Therefore, monetary policy in Japan is likely to continue into 2018, causing further currency depreciation on the yen. Then there is the political problem, as tension rises between the US and North Korea. The Japanese have turned to keeping their money in safe havens, especially bitcoin and other cryptocurrencies. As a result, these factors are bound to keep the yen on a downward trend, at least for most of 2018.
The Australian dollar has been one of the best performing currencies in 2017. Since the start of the year, it has appreciated by over 10% against the US dollar by September, and only had a retracement recently. Remember, this is despite the strength of the US dollar after the US general elections. The appreciation of the Australian dollar has been mainly due to strong economic performance. Exports of iron ore and coal helps a lot, as the prices for these commodities rose.
Furthermore, mining production capacity also increased, raising hopes for more exports. Meanwhile, employment and housing data were also strong, making the currency even stronger. Several factors came into play to push the value of the Aussie higher, but these factors may just turn. Several months ago, the RBA appeared to turn hawkish, but the most recent minutes by the central bank say otherwise. The board was afraid the rapid appreciation of the Australian dollar would hinder growth and inflation. While it’s not a clear indication of dovish QE policies, it does indicate an increasing dovish attitude, which may cause depreciation in 2018 for the Aussie.
On the other hand, the Chinese economy is expected to slow in 2018, which means less imports of Australian iron ore.
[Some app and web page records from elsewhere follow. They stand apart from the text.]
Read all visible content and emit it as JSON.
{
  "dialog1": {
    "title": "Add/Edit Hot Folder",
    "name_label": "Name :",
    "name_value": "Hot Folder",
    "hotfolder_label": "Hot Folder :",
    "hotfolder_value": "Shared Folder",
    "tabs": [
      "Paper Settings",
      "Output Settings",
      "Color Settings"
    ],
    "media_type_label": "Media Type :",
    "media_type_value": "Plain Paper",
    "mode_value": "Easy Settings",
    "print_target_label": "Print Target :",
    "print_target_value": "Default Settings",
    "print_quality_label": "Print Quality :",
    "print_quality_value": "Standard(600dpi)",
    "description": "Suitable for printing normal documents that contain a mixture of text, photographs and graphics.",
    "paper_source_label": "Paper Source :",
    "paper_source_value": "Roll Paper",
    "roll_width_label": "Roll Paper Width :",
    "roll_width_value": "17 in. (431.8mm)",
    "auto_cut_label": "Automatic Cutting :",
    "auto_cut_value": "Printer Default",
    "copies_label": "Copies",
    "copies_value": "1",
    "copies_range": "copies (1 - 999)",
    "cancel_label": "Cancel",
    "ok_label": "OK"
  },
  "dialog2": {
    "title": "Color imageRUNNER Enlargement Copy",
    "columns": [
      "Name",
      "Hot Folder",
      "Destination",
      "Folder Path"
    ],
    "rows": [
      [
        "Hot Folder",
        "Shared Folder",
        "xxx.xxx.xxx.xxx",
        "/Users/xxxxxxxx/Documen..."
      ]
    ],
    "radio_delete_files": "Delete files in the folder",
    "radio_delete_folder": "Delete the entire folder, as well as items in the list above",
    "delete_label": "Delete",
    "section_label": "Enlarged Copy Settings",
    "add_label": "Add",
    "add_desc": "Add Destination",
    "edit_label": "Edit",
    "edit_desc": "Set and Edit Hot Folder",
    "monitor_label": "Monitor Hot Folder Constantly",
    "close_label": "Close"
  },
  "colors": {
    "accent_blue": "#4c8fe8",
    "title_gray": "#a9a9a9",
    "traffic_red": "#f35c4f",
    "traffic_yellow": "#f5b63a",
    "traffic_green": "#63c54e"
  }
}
Other Australian commodities may also experience a drop in prices due to increasing global supply, which should further cause depreciation for their currency.